Problem description: What lines of the data hold the string "Tolerance"? Copy them all.

Available data:
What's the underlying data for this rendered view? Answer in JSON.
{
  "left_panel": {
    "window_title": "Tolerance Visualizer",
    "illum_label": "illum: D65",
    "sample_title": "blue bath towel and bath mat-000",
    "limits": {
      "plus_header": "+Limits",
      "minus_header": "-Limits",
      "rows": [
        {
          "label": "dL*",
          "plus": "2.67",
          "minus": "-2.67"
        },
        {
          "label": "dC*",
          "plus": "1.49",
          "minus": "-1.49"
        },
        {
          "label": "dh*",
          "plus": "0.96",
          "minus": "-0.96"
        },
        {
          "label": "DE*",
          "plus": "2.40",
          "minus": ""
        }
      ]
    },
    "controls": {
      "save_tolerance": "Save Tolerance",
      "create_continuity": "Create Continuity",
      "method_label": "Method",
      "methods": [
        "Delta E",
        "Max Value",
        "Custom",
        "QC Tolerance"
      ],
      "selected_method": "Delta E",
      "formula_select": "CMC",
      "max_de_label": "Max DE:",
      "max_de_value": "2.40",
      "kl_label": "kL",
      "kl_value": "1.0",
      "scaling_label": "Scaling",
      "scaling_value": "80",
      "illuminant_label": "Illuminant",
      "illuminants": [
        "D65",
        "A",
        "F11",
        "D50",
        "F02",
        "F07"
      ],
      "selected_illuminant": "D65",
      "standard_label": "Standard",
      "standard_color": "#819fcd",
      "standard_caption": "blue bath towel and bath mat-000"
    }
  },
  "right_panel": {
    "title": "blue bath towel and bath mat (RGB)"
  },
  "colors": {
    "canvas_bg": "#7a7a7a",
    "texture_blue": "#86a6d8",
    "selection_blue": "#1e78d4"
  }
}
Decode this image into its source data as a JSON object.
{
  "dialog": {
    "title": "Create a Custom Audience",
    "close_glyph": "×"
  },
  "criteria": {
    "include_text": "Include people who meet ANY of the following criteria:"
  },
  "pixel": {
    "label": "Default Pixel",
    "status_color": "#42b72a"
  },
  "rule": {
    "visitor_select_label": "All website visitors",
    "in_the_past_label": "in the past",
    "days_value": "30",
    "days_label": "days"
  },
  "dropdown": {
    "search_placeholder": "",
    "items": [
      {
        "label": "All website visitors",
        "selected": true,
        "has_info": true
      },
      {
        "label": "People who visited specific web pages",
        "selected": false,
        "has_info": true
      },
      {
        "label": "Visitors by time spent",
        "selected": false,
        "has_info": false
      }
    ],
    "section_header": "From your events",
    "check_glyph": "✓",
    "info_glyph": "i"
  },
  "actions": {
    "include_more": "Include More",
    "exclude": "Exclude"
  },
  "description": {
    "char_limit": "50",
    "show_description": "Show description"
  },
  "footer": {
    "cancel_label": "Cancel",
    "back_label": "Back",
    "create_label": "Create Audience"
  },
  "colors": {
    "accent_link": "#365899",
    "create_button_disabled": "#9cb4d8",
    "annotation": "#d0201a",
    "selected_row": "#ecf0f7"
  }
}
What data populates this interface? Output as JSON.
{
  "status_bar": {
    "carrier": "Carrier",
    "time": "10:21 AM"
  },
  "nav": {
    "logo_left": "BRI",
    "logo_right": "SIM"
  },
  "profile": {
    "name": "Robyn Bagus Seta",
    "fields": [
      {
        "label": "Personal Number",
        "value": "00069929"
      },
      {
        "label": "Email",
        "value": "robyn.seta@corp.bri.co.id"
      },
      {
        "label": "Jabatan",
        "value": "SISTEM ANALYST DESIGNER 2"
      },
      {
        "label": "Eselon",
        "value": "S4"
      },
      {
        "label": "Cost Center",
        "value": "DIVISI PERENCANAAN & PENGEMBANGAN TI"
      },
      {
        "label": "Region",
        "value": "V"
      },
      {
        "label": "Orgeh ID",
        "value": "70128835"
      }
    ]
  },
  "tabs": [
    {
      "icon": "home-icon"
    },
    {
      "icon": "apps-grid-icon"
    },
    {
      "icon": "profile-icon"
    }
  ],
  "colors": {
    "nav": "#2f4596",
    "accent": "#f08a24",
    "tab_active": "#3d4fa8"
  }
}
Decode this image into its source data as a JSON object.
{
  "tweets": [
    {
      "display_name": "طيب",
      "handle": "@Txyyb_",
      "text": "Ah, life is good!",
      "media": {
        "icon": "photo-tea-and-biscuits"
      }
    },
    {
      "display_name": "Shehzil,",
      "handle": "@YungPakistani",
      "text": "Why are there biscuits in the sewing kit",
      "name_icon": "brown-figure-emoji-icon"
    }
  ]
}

Exercise result:
    "window_title": "Tolerance Visualizer",
      "save_tolerance": "Save Tolerance",
        "QC Tolerance"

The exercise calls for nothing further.